Overall, it seems as though the general consensus is that pallets really had it right the first time. The post WWII pallet is essentially what has endured the test of time and remains the most common pallet. It is this pallet that we all recognize and view from our peripheral vision without acknowledgement. It is with these pallets that many forms of modern art and innovation have spawned. Much like how shipping containers became a focal part for many artists around the 90’s, pallets have surfaced as an incredible alternative for many projects. Pallets are now being recycled by individuals for things like furniture, gardens, and art. The ability for pallets to be so widely repurposed is astonishing, and I personally hope that it becomes more recognized as a cheap (if not free) and readily available resource. Even today, I pick up discarded pallets as firewood to keep warm on cold Northern California nights. With disputes over pallet collection and recycling, I remain unsure if this is frowned upon or promoted by pallet producers and recyclers alike. As long as pallets continue to stock up around our towns though, it appears to me to be an excellent option for an alternative material to be used whenever possible instead of allowing them to end up in landfills or other environmentally unfit areas.
Associated Pallets. (2017). Life Cycle of an Average Wooden Pallet. [online] Available at: https://associated-pallets.co.uk/blog/life-cycle-average-wooden-pallet/ [Accessed 8 Dec. 2017].
Brindley, C. (2010). Life Cycle Analysis Underscores Environmental Challenges of Plastic Pallets. Pallet Enterprise.
Haynes, J. (2013). Where Does Wood Pallet Lumber Really Come From? The Answer May Surprise You.. [online] Nelson Company Blog. Available at: http://blog.nelsoncompany.com/home/where-does-wood-pallet-lumber-really-come-from-the-answer-may-surprise-you [Accessed 8 Dec. 2017].

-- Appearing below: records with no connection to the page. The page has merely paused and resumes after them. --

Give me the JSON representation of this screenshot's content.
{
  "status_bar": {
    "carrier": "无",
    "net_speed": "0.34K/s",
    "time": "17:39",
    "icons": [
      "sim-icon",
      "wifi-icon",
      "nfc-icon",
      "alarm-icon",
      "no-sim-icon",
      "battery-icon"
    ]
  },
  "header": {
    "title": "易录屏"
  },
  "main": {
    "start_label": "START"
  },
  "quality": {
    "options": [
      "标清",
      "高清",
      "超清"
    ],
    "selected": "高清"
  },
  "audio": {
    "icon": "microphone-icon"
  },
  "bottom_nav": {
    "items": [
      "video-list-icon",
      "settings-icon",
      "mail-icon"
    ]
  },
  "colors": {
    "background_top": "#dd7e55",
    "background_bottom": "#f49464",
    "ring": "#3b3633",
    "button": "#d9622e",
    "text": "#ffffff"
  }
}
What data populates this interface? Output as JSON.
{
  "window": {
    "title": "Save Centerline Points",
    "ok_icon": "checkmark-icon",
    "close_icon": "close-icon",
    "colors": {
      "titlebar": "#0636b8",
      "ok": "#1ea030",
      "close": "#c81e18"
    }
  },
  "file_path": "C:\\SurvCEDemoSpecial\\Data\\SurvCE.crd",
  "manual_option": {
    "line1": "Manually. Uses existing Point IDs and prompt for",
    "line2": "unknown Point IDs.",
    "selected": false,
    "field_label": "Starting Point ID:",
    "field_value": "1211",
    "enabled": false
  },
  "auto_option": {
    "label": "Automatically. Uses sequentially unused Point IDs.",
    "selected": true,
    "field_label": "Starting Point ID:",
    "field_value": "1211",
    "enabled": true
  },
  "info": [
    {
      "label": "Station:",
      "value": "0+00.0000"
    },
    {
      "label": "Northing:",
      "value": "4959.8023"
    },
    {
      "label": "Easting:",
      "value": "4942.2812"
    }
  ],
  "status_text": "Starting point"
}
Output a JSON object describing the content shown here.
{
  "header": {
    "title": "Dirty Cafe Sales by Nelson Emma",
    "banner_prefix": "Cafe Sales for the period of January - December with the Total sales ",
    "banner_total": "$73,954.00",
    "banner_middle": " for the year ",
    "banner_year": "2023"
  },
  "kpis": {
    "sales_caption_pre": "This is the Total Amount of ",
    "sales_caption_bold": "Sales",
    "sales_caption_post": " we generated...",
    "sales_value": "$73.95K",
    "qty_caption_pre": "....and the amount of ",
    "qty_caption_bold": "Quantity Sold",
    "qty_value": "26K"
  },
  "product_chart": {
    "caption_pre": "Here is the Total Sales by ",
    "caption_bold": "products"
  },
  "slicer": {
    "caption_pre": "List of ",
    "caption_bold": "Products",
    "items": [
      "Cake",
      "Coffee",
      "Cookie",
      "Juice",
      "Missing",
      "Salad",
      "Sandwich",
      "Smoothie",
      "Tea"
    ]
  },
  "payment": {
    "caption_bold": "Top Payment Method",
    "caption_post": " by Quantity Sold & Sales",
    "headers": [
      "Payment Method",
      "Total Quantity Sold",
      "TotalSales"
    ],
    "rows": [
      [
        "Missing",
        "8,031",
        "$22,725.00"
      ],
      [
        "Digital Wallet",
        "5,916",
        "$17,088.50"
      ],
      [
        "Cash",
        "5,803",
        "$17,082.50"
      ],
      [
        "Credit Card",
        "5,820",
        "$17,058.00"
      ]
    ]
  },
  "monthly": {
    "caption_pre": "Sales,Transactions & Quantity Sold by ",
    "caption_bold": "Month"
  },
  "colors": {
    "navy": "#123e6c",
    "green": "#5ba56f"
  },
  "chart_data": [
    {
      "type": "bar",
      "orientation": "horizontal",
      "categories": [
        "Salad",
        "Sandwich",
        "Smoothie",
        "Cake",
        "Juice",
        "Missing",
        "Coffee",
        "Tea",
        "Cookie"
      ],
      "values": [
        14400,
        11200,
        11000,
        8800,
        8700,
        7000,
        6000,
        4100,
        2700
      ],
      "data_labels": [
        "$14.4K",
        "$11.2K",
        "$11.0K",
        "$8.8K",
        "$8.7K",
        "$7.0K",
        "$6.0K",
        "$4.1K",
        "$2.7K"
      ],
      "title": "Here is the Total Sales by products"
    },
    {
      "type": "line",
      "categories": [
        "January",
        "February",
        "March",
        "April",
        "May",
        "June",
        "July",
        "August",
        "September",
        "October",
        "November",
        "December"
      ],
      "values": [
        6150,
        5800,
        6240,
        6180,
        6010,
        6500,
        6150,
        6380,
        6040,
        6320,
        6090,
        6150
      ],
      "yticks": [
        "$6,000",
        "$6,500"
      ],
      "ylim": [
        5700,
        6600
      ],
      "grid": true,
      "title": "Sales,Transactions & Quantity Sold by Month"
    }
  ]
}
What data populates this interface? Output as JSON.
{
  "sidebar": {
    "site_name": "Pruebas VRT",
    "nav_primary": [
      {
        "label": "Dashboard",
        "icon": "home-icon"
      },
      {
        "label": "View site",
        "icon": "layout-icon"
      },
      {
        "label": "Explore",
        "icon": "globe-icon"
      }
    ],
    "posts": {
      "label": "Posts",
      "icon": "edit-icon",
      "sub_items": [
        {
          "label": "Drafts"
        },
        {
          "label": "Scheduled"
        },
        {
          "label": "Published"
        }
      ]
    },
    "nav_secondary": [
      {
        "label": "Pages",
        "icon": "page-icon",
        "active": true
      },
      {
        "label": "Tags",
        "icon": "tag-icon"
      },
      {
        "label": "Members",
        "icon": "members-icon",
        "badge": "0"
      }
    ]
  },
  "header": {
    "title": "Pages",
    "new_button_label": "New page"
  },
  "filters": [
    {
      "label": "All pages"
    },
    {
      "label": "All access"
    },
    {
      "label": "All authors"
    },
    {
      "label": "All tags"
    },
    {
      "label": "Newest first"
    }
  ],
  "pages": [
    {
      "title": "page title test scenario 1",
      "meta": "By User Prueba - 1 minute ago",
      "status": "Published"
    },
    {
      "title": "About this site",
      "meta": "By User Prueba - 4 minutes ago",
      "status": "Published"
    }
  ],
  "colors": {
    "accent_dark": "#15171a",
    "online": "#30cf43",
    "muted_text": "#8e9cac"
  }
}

Hodes, J. (2013). Whitewood Under Seige. Cabinet, Immaterial Incorporated.
Robbins, Paul, et al. Environment and Society: a Critical Introduction. Wiley-Blackwell, 2014.